Snorkel Work

Time: 6 Hours

I have several factors working in conjunction with the baffles that all need to work nicely together as they come together. So I have to work on all these things at the same time to make sure they all fit together. So I took some time to work on the snorkel and it’s fit. I have the brackets that tie the snorkel to the left ramp finished and just need to rivet them to the fiberglass. I don’t want to do this yet until I finish all the surface sanding/filling. I also don’t want to do that until I fixed a contact point and install the alternate air door. First was the contact point where the fuel mixture arm hits in its forward most position.

As you see in the photo the arm hits and needs to move forward another 1/4″ or so. To fix this I decided I would just redo the fiberglass in this area. I marked the spot and cut out the area. At the same time I trimmed the part that attaches to the fuel servo to make it match the servo.

After sanding and cleaning the area around the hole I mixed up some epoxy and applied three layers of cloth.
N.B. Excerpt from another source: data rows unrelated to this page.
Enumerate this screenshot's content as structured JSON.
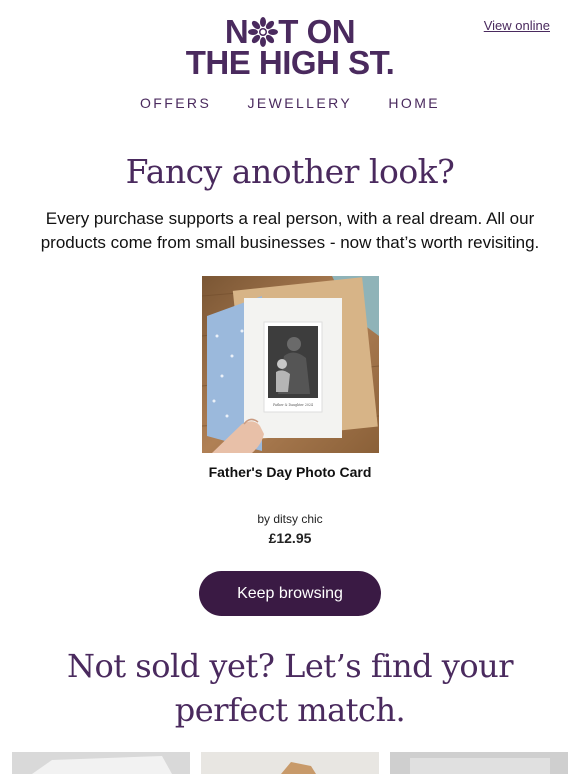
{
  "header": {
    "view_online": "View online",
    "logo_line1_a": "N",
    "logo_line1_b": "T ON",
    "logo_line2": "THE HIGH ST."
  },
  "nav": {
    "items": [
      "OFFERS",
      "JEWELLERY",
      "HOME"
    ]
  },
  "hero": {
    "headline": "Fancy another look?",
    "subtext": "Every purchase supports a real person, with a real dream. All our products come from small businesses - now that’s worth revisiting."
  },
  "product": {
    "name": "Father's Day Photo Card",
    "by": "by ditsy chic",
    "price": "£12.95",
    "card_caption": "Father & Daughter 2024"
  },
  "cta": {
    "label": "Keep browsing"
  },
  "section2": {
    "headline": "Not sold yet? Let’s find your perfect match."
  },
  "colors": {
    "brand": "#4a2a5e",
    "button": "#3a1a44"
  }
}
Informed the fiberglass into a cup inboard to create an area for the arm to move into when it’s in its forward most position.

So I let that cure overnight and started working on the alternate air door. The way the engine gets air for the combustion process is through the air filter I have been working on. If I get into a situation where ice or snow were to get into the filter while flying it could clog and block the filter. If that happens the engine could quit running. To keep this from happening you install a alternate way of getting air. This door in the side of the snorkel can be opened in the case of filter blockage while flying. This would allow unfiltered air to enter and keep the engine running. The door consists with a ring that gets riveted to the snorkel and a circular door that will pivot on a screw at the bottom of the ring. A cable will pull the top of the door and slide the door open when needed. I used the ring to mark the spot that I needed to cut on the side of the snorkel.

After cutting the hole and tweaking so the ring sat good I match drilled the holes into the fiberglass.

I strayed away from the plans a little when I came to how to keep the air filter in place. In the last photo you see one of three angle pieces that are used to attach the top section of the snorkel to the air inlet ramp. There is one on the outboard, one on the inboard and one on the aft edges. They have a step shape to them that creates a lip for the air filters flange to rest on. I put nutplates in all three and matched the ones in the aft flange to the baffle ramp rivet holes. Those rivets will be replaced with screws. These screws will serve two functions, the first is to hold the top of the snorkel in place and the second is to hold a retention cover that will trap the air filter between it and the snorkel.

This will make for an easy removal of the filter at the same time securing it well when in place.Once I had the filter brackets fitting perfect it was time to work in the finish of the snorkel. I removed it from the air servo and removed all brackets. I put a skim layer of epoxy/fairing filler to hell with all the pin holes and flaws. After that cured it was a long standing session to smooth it all out. With a little clean up I was able to add a few coats of filler primer. There are a few small spots that require a little filler but overall I’m happy with it so far. Next up will be to rivet the brackets on and paint the final color, I’m thinking a silver metallic to match the inner cylinders of the engine.